From the Victorian-built Grand Post House building in Princess Street, Wolverhampton, to Shoal Hill Common on Cannock Chase, the Fine Art undergraduates have been exploring some of the region's treasured sites.
Lecturers at the university asked them to take on board their surroundings and reflect it in their creations.
The resulting artwork has been exhibited in various different ways including temporary sculpture trails and temporary exhibitions.
Gavin Rogers, Senior Lecturer in Fine Art at the University of Wolverhampton, said: "Each off-site project has been a unique micro 'artist-in-residency' experience, giving our students insight into what it is like to work in the public realm and to respond to sites in both a practical and theoretical context."
"For example, students explored and rummaged through archive material at the Old Post Office and created site responsive work which was exhibited at a 'show and tell' seminar recently – from stamps to maps, from paint peelings to digital imagery – the work produced has left us time travelling from past to present."
Plans are in place to revamp the former post office in Wolverhampton into a 1,000 capacity concert hall and business hub, coffee shop and restaurant under ambitious plans submitted by a Wolverhampton-based consortium.
But in the meantime the second year students took advantage of the site to inspire their work.
They also visited the derelict site of Springfield Brewery where work has now started to transform it into a £60 million university campus that would cater for thousands of students in its dual role as the new West Midlands University Technical College (UTC) and a school of architecture.
Students donned high-visibility clothing and worked alongside the estates teams to gather information, objects and histories about the former working brewery. They exhibited their work on site including a range of textural paintings and large scale sculptures.
There was then the visit to Shoal Hill Common where students were given historical information about the site in order to create a temporary sculpture trail.
Rebecca Stewart was one of those who visited and created a thought-provoking work featuring herself amid the sprawling woodlands.

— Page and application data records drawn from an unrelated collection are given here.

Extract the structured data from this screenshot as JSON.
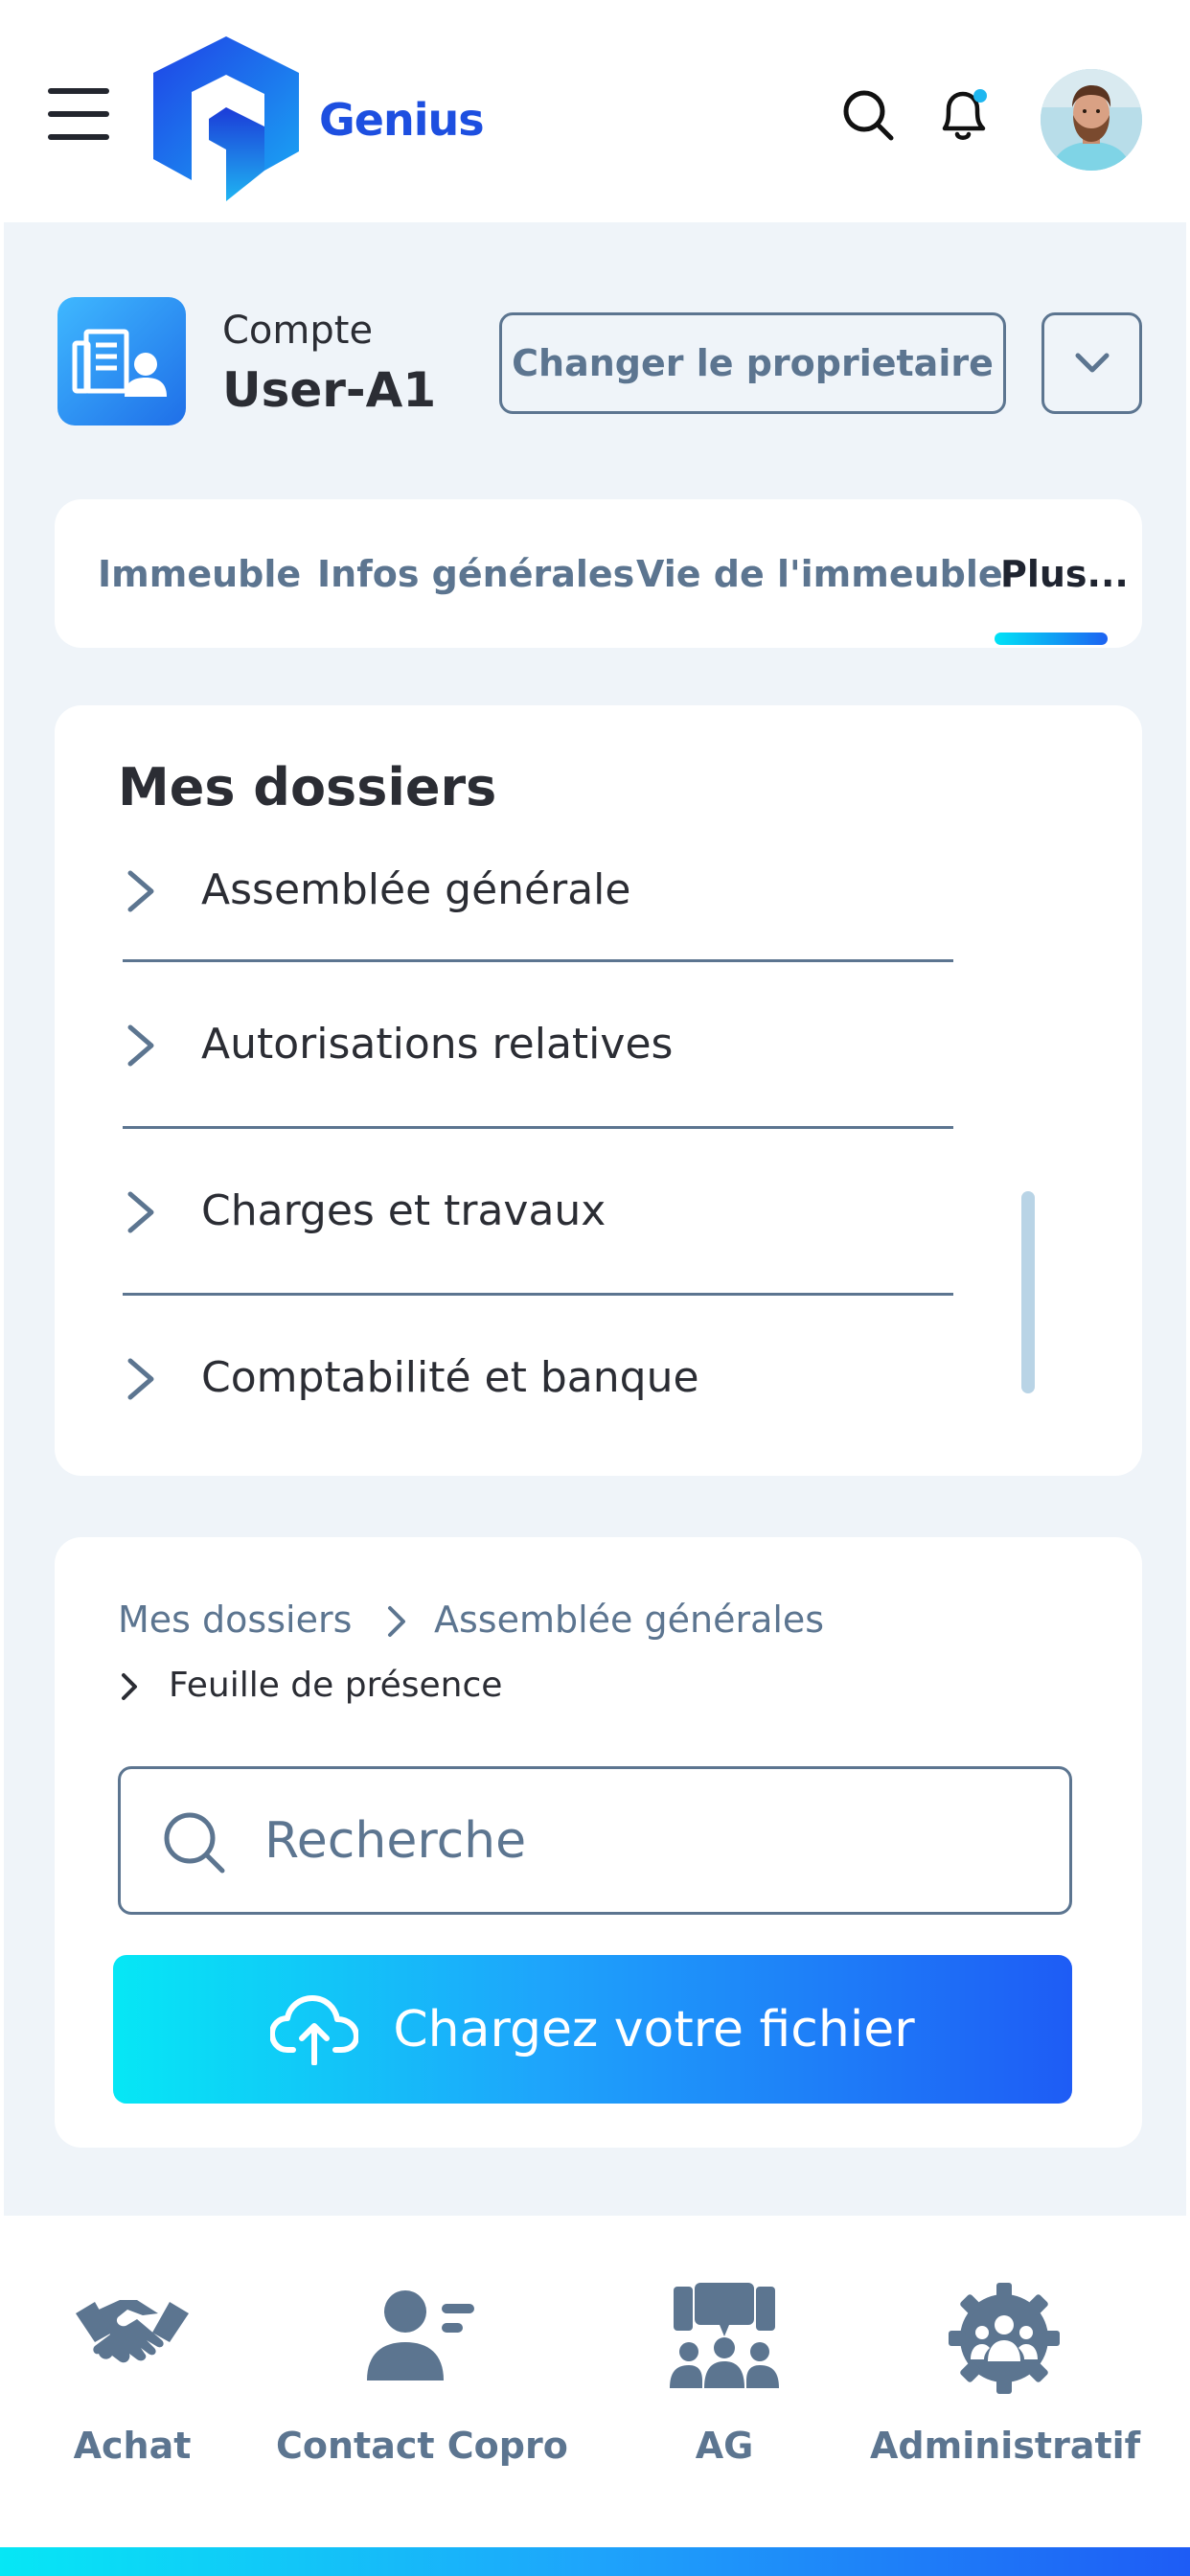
{
  "header": {
    "brand": "Genius"
  },
  "account": {
    "label": "Compte",
    "value": "User-A1",
    "change_owner_label": "Changer le proprietaire"
  },
  "tabs": [
    {
      "label": "Immeuble"
    },
    {
      "label": "Infos générales"
    },
    {
      "label": "Vie de l'immeuble"
    },
    {
      "label": "Plus..."
    }
  ],
  "folders": {
    "title": "Mes dossiers",
    "items": [
      {
        "label": "Assemblée générale"
      },
      {
        "label": "Autorisations relatives"
      },
      {
        "label": "Charges et travaux"
      },
      {
        "label": "Comptabilité et banque"
      }
    ]
  },
  "breadcrumb": {
    "level1": "Mes dossiers",
    "level2": "Assemblée générales",
    "level3": "Feuille de présence"
  },
  "search": {
    "placeholder": "Recherche"
  },
  "upload": {
    "label": "Chargez votre fichier"
  },
  "bottom_nav": [
    {
      "label": "Achat",
      "icon": "handshake-icon"
    },
    {
      "label": "Contact Copro",
      "icon": "contact-icon"
    },
    {
      "label": "AG",
      "icon": "meeting-icon"
    },
    {
      "label": "Administratif",
      "icon": "gear-people-icon"
    }
  ],
  "colors": {
    "brand": "#1d4fe0",
    "accent_start": "#06e7f5",
    "accent_end": "#1e5cf5",
    "muted": "#5c7590",
    "background": "#eff4f9",
    "notification_dot": "#1fb7f0"
  }
}
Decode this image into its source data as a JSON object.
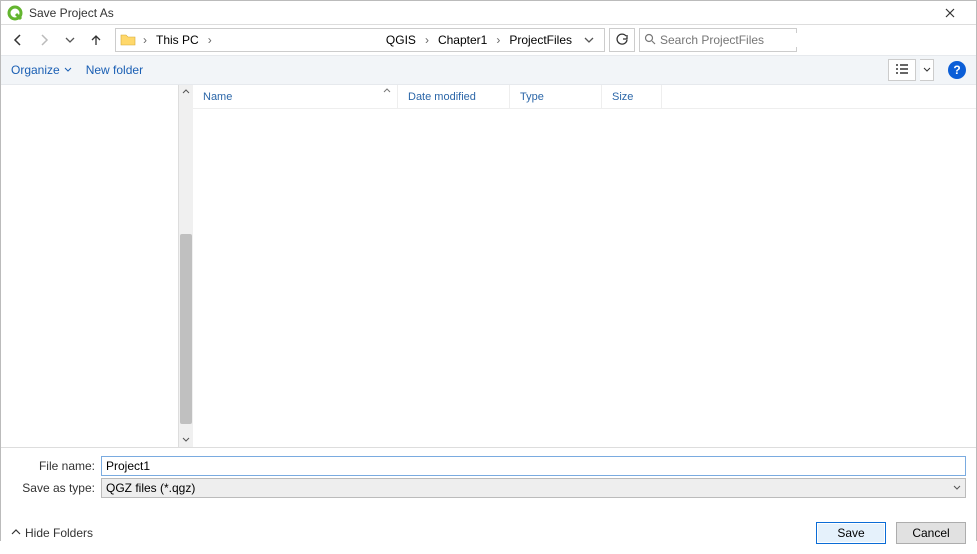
{
  "window": {
    "title": "Save Project As"
  },
  "nav": {
    "path_root": "This PC"
  },
  "breadcrumbs": [
    "QGIS",
    "Chapter1",
    "ProjectFiles"
  ],
  "search": {
    "placeholder": "Search ProjectFiles"
  },
  "toolbar": {
    "organize": "Organize",
    "new_folder": "New folder"
  },
  "columns": {
    "name": "Name",
    "date": "Date modified",
    "type": "Type",
    "size": "Size"
  },
  "fields": {
    "file_name_label": "File name:",
    "file_name_value": "Project1",
    "save_type_label": "Save as type:",
    "save_type_value": "QGZ files (*.qgz)"
  },
  "actions": {
    "hide_folders": "Hide Folders",
    "save": "Save",
    "cancel": "Cancel"
  }
}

She said: "It was really interesting to explore buildings and landscapes outside of the University buildings, taking into account the history of places and what they have meant to people over the years.
"We then had to build that meaning into creating artwork that has some relevance to the place where it will be exhibited."
The students also delivered teaching session to pupils at Heath Park School and contributed works to be exhibited at the museum of Cannock Chase.